North Hamgyong Province’s municipal and county-level party committees are intensifying ideological crackdowns against young people as the end-of-the-year approaches, Daily NK has learned.
“Even if the authorities threaten them with new laws and harsher punishments, young people have an attitude of ‘they’re bound to give up after a while,’ so it doesn’t matter how much the authorities intensify crackdowns,” a source in the province told Daily NK on Dec. 21, speaking on condition of anonymity for security reasons.
“Despite the implementation of new laws after COVID-19 and witnessing people getting shot for breaking these laws, young people are still saying they want to follow global trends and imitating what they see in South Korean dramas and movies,” she said.
In recent years, the North Korean government has adopted the “Law on the Elimination of Reactionary Thought and Culture” (December 2020), the “Youth Education Guarantee Act” (August 2021), and the “Pyongyang Cultural Language Protection Act” (January 2023). These laws were implemented to intensify punishments aimed at preventing ideological deviance among young people, which the regime believes is caused by the influence of foreign cultural content, including South Korean movies and dramas.
North Korean authorities have placed particular emphasis on encouraging people to snitch on those who use South Korean speech and phrases. In recent years, the increasing popularity of South Korean drams and movies has led many young North Koreans to use phrases such as “oppa” (elder brother), “saranghae” (I love you), and “namchin” (boyfriend).
Daily NK reported in July that a man in his thirties surnamed Kim was arrested while watching a South Korean drama with a USB stick plugged into his Notetel. At the time of his arrest, Kim was watching the drama “Strong Girl Bong-soon” by himself at home.
A significant number of people have been sent to reeducation camps or political prison camps following the regime’s intensified crackdowns on the consumption of foreign media in recent years. Yet many young people are flaunting the country’s laws by continuing to watch and imitate what they see in South Korean dramas and movies.
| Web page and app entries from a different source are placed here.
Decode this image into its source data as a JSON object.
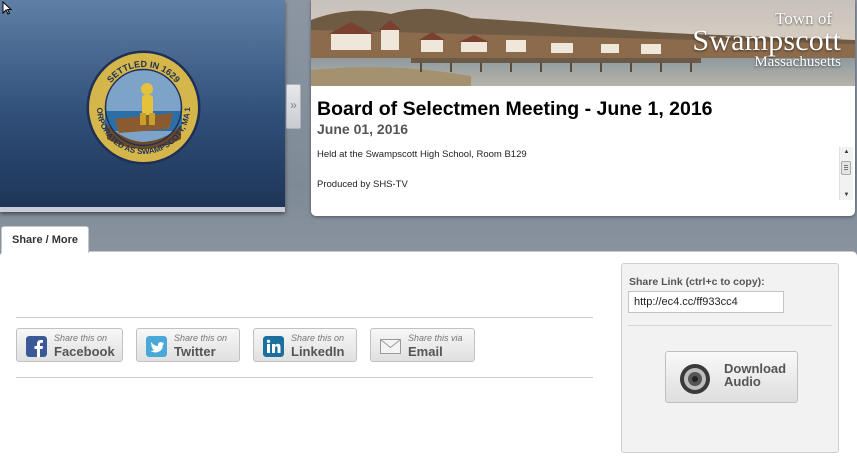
{
  "player": {
    "seal_top_text": "SETTLED IN 1629",
    "seal_bottom_text": "INCORPORATED AS SWAMPSCOTT, MA 1852"
  },
  "collapse_toggle": "»",
  "banner": {
    "line1": "Town of",
    "line2": "Swampscott",
    "line3": "Massachusetts"
  },
  "meeting": {
    "title": "Board of Selectmen Meeting - June 1, 2016",
    "date": "June 01, 2016",
    "description": [
      "Held at the Swampscott High School, Room B129",
      "Produced by SHS-TV"
    ]
  },
  "tabs": [
    {
      "label": "Share / More"
    }
  ],
  "share_buttons": [
    {
      "prefix": "Share this on",
      "label": "Facebook",
      "icon": "facebook-icon",
      "color": "#3b5998"
    },
    {
      "prefix": "Share this on",
      "label": "Twitter",
      "icon": "twitter-icon",
      "color": "#4aa8d8"
    },
    {
      "prefix": "Share this on",
      "label": "LinkedIn",
      "icon": "linkedin-icon",
      "color": "#1a6fa0"
    },
    {
      "prefix": "Share this via",
      "label": "Email",
      "icon": "email-icon",
      "color": "#9a9a9a"
    }
  ],
  "share_link": {
    "label": "Share Link (ctrl+c to copy):",
    "value": "http://ec4.cc/ff933cc4"
  },
  "download": {
    "line1": "Download",
    "line2": "Audio"
  }
}
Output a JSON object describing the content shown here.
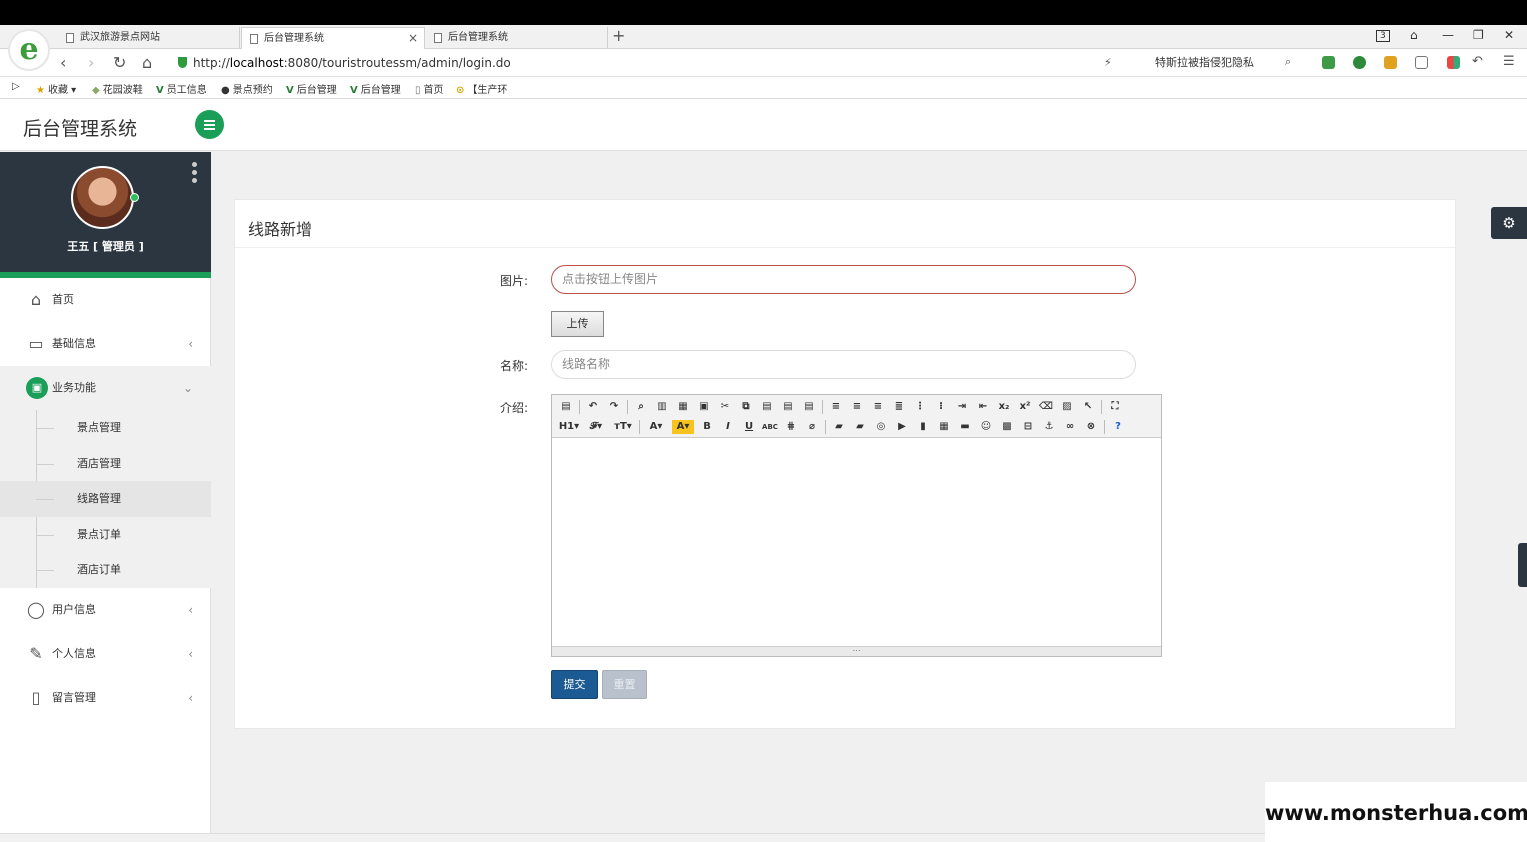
{
  "browser": {
    "tabs": [
      "武汉旅游景点网站",
      "后台管理系统",
      "后台管理系统"
    ],
    "tab_close": "×",
    "new_tab": "+",
    "url_prefix": "http://",
    "url_host": "localhost",
    "url_path": ":8080/touristroutessm/admin/login.do",
    "search_text": "特斯拉被指侵犯隐私",
    "window_badge": "3",
    "bookmarks": [
      "收藏",
      "花园波鞋",
      "员工信息",
      "景点预约",
      "后台管理",
      "后台管理",
      "首页",
      "【生产环"
    ]
  },
  "header": {
    "brand": "后台管理系统"
  },
  "sidebar": {
    "username": "王五 [ 管理员 ]",
    "items": [
      {
        "label": "首页",
        "icon": "home-icon"
      },
      {
        "label": "基础信息",
        "icon": "briefcase-icon"
      },
      {
        "label": "业务功能",
        "icon": "monitor-icon"
      },
      {
        "label": "用户信息",
        "icon": "user-icon"
      },
      {
        "label": "个人信息",
        "icon": "edit-icon"
      },
      {
        "label": "留言管理",
        "icon": "bookmark-icon"
      }
    ],
    "sub_items": [
      "景点管理",
      "酒店管理",
      "线路管理",
      "景点订单",
      "酒店订单"
    ]
  },
  "form": {
    "title": "线路新增",
    "image_label": "图片:",
    "image_placeholder": "点击按钮上传图片",
    "upload_label": "上传",
    "name_label": "名称:",
    "name_placeholder": "线路名称",
    "intro_label": "介绍:",
    "submit_label": "提交",
    "reset_label": "重置"
  },
  "watermark": "www.monsterhua.com",
  "colors": {
    "accent": "#1a9e58",
    "sidebar_dark": "#2b3641",
    "primary_button": "#1c5a94",
    "error_border": "#c0504d"
  }
}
The popularity of foreign culture among young North Koreans has also impacted the country’s dating culture. According to the source, there has been an increase in the number of couples holding hands in public places, and one can often find young couples kissing each other on the streets.
“At first, when I saw couples kissing on the streets, I was so shocked that I blushed bright red,” she said. “Now, I just walk past them thinking that things are very different from when I was young.”
Among the changes in dating culture is an increase in older women dating younger men.
“When you see South Korean or American dramas, people fall in love and get married regardless of age, so I began to think about why we didn’t think of younger men dating older women,” a young man who is currently dating a woman older than himself told Daily NK. “At some point, I began to feel romantically attracted to a woman six years my senior whom I had known since childhood, and we started dating.”
At first, their parents were vehemently against the idea, calling the couple insane and hurling all sorts of insults, but now both sets of parents have come to accept the relationship between the man and his older partner.
As there has been an increasing number of older women dating younger men in recent years, parents seem to be accepting this as a new dating trend.
There is also a growing number of young people who feel that they do not have to get married.
“After going through the challenges of making a living, especially with the difficulties brought on by COVID-19, there has been a noticeable increase in young people who say that they want to earn and spend money independently without getting married,” the source said. “In the past, there were barely any women who had not gotten married by the time they were thirty, but now both women and men have no interest in marriage even in their thirties.”
Translated by Annie Eunjung Kim. Edited by Robert Lauler.
Daily NK works with a network of sources who live inside North Korea, China and elsewhere. Their identities remain anonymous due to security concerns. More information about Daily NK’s reporting partner network and information gathering activities can be found on our FAQ page here.
Please direct any comments or questions about this article to firstname.lastname@example.org.
December 30, 2023 at 07:08PM
by DailyNK(North Korean Media)